(REQUIRED WORK): An exact copy of every record is the expected answer.

(TASK INPUT):
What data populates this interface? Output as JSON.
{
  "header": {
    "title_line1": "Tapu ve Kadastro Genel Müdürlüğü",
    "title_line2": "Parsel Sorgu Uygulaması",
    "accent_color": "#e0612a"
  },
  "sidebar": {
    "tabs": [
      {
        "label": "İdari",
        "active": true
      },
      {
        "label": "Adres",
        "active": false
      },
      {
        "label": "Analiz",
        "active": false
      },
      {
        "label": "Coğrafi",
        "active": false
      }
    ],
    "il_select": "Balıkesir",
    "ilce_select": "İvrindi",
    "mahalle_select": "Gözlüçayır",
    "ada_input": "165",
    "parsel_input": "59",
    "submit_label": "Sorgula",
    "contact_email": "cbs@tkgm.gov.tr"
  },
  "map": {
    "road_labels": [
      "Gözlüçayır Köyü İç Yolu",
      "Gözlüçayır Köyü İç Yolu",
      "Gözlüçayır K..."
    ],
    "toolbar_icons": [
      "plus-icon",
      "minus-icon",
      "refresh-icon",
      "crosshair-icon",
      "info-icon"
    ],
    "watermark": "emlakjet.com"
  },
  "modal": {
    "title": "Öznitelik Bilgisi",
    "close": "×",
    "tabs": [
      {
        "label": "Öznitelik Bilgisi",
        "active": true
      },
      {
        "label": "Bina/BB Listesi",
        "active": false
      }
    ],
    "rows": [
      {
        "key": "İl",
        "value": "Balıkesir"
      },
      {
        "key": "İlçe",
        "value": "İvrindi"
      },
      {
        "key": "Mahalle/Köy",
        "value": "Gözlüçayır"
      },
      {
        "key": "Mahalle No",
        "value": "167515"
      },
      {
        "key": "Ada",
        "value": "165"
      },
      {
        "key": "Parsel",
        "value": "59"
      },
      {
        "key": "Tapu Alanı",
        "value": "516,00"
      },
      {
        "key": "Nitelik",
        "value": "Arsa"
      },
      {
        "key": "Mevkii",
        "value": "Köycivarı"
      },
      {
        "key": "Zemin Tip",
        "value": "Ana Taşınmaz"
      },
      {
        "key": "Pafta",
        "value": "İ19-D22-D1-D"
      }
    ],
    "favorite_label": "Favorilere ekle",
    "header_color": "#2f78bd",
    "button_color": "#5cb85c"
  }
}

(RESPONSE TO THE EXERCISE):
What data populates this interface? Output as JSON.
{
  "header": {
    "title_line1": "Tapu ve Kadastro Genel Müdürlüğü",
    "title_line2": "Parsel Sorgu Uygulaması",
    "accent_color": "#e0612a"
  },
  "sidebar": {
    "tabs": [
      {
        "label": "İdari",
        "active": true
      },
      {
        "label": "Adres",
        "active": false
      },
      {
        "label": "Analiz",
        "active": false
      },
      {
        "label": "Coğrafi",
        "active": false
      }
    ],
    "il_select": "Balıkesir",
    "ilce_select": "İvrindi",
    "mahalle_select": "Gözlüçayır",
    "ada_input": "165",
    "parsel_input": "59",
    "submit_label": "Sorgula",
    "contact_email": "cbs@tkgm.gov.tr"
  },
  "map": {
    "road_labels": [
      "Gözlüçayır Köyü İç Yolu",
      "Gözlüçayır Köyü İç Yolu",
      "Gözlüçayır K..."
    ],
    "toolbar_icons": [
      "plus-icon",
      "minus-icon",
      "refresh-icon",
      "crosshair-icon",
      "info-icon"
    ],
    "watermark": "emlakjet.com"
  },
  "modal": {
    "title": "Öznitelik Bilgisi",
    "close": "×",
    "tabs": [
      {
        "label": "Öznitelik Bilgisi",
        "active": true
      },
      {
        "label": "Bina/BB Listesi",
        "active": false
      }
    ],
    "rows": [
      {
        "key": "İl",
        "value": "Balıkesir"
      },
      {
        "key": "İlçe",
        "value": "İvrindi"
      },
      {
        "key": "Mahalle/Köy",
        "value": "Gözlüçayır"
      },
      {
        "key": "Mahalle No",
        "value": "167515"
      },
      {
        "key": "Ada",
        "value": "165"
      },
      {
        "key": "Parsel",
        "value": "59"
      },
      {
        "key": "Tapu Alanı",
        "value": "516,00"
      },
      {
        "key": "Nitelik",
        "value": "Arsa"
      },
      {
        "key": "Mevkii",
        "value": "Köycivarı"
      },
      {
        "key": "Zemin Tip",
        "value": "Ana Taşınmaz"
      },
      {
        "key": "Pafta",
        "value": "İ19-D22-D1-D"
      }
    ],
    "favorite_label": "Favorilere ekle",
    "header_color": "#2f78bd",
    "button_color": "#5cb85c"
  }
}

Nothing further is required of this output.